It’s a good idea to keep your pumpkin painting to a minimum.
It’s also important to paint on the inside of the pumpkins to keep the paint on and away from the pumpkin itself.
So, don’t get all bent out of shape when you put a pumpkin on the table or the shelf, says Susan Smith, an artist and a professor at the University of Missouri.
Smith also recommends avoiding the temptation to paint the pumpkin’s exterior as well.
The pumpkin is just one part of the painting process and you want to avoid adding too much paint to the pumpkin, says Smith.
You want the paint to sit in a spot where it can dry and dry clean the paint without smudging or sticking.
But the interior painting isn’t just about the pumpkin and the paint.
To give your painting the perfect blend of color, Smith suggests taking your paint and moving it up and down the pumpkin to give it a little bit of depth.
For instance, take your paintbrush and paint it across the top of the pumpkin in a small circle.
You can then paint on a few layers of the other pumpkin on top of that, or use a paintbrush to cover the bottom of the previous pumpkin.

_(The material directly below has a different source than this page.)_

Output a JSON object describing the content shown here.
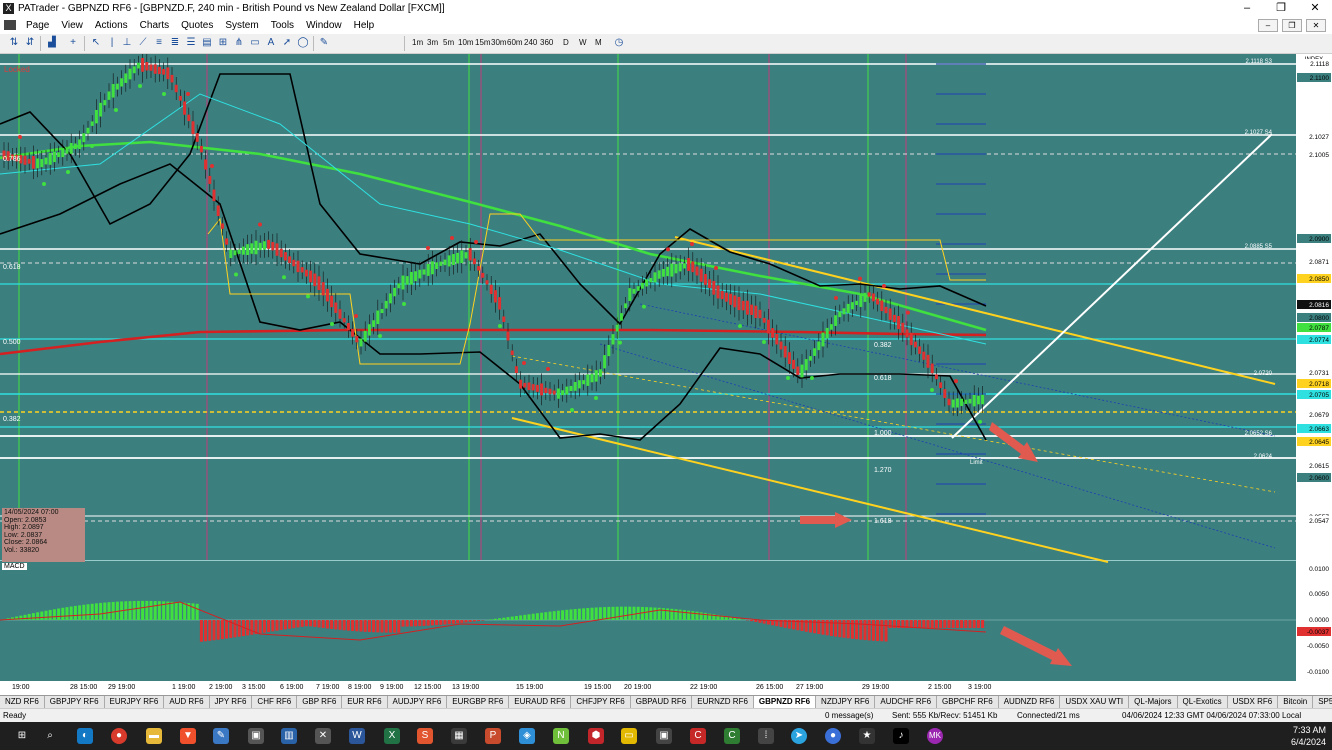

Once you’ve finished painting your pumpkin with your paint, use your brush to cover any imperfections and paint them over again.